This website covers topics on knowledge management, personal effectiveness, theory of constraints, amongst other topics. Opinions expressed here are strictly those of the owner, Jack Vinson, and those of the commenters.

Is your strategy in trouble

Stop Signs, High SpringsAbout a month ago (yes, I am behind on my reading), Lucas McDonnell had a nice post on 6 signs your knowledge management strategy is in trouble

If you work in knowledge management (or in a KM-like area), you know that on many projects, things go wrong — and it’s often difficult to pinpoint the exact moment where the train left the tracks. So I thought I would put together (based on my own experiences and many, many conversations with colleagues from many different organizations) some warning signs that should tell you your strategy’s in trouble. 

I like where he is going with this, particularly in combination with some recent reading on change management and management buy-in, his list is very familiar (Lucas has more detail under each of these items, of course):

  1. People outside your group don’t understand what you’re doing.
  2. You keep changing vendors/technologies/products.
  3. You keep layering vendors/technologies/products on top of each other.
  4. You find it difficult to explain what you’re trying to accomplish.
  5. You’re prescribing organizational change.
  6. You’re making big promises.

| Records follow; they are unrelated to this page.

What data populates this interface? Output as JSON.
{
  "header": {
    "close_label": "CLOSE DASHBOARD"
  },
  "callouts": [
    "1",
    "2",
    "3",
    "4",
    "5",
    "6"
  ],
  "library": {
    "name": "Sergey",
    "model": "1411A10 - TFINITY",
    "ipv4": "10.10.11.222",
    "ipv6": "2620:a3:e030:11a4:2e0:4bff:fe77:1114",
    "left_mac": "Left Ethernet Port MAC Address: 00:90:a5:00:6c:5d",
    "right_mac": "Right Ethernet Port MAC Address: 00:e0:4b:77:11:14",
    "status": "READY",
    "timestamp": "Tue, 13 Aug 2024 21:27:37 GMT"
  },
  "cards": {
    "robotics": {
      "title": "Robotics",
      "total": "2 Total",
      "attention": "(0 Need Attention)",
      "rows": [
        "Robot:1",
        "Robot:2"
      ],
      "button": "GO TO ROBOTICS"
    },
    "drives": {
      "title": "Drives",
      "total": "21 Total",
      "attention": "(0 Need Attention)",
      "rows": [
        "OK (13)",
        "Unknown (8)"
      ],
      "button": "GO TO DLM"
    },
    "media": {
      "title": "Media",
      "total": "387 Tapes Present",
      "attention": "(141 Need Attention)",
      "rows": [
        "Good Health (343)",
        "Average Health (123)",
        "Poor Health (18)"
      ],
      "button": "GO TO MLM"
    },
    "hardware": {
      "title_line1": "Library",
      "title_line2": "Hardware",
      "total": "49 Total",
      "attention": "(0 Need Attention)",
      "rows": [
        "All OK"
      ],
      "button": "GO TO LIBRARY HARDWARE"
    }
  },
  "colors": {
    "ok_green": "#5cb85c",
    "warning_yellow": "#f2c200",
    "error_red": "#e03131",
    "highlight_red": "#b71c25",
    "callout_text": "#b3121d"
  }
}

One big "sign" that runs through all of these is that the strategy is taking forever to implement.  It's related to people understanding what you're doing; to cycling through products; and to explaining the goals.  If your KM initiative -- or any initiative for that matter -- is getting stuck, then something big is missing.  Similarly: even if things look good, but your measures aren't improving, something is amiss.  (Your strategy includes measures of success, right?)

I've seen this on a project recently where all the mechanisms were being followed, but the new behaviors weren't following suit.  We had to look hard at what was happening and check our assumptions - looking for what "signs" we had missed.  And now we're back to fixing those missteps so that we get the behavior change needed for the success of the project. 

What other signs are there?

[Photo: "Stop Signs, High Springs" by adobemac]

Clarity and context

Resistance to change is rational - to the resisters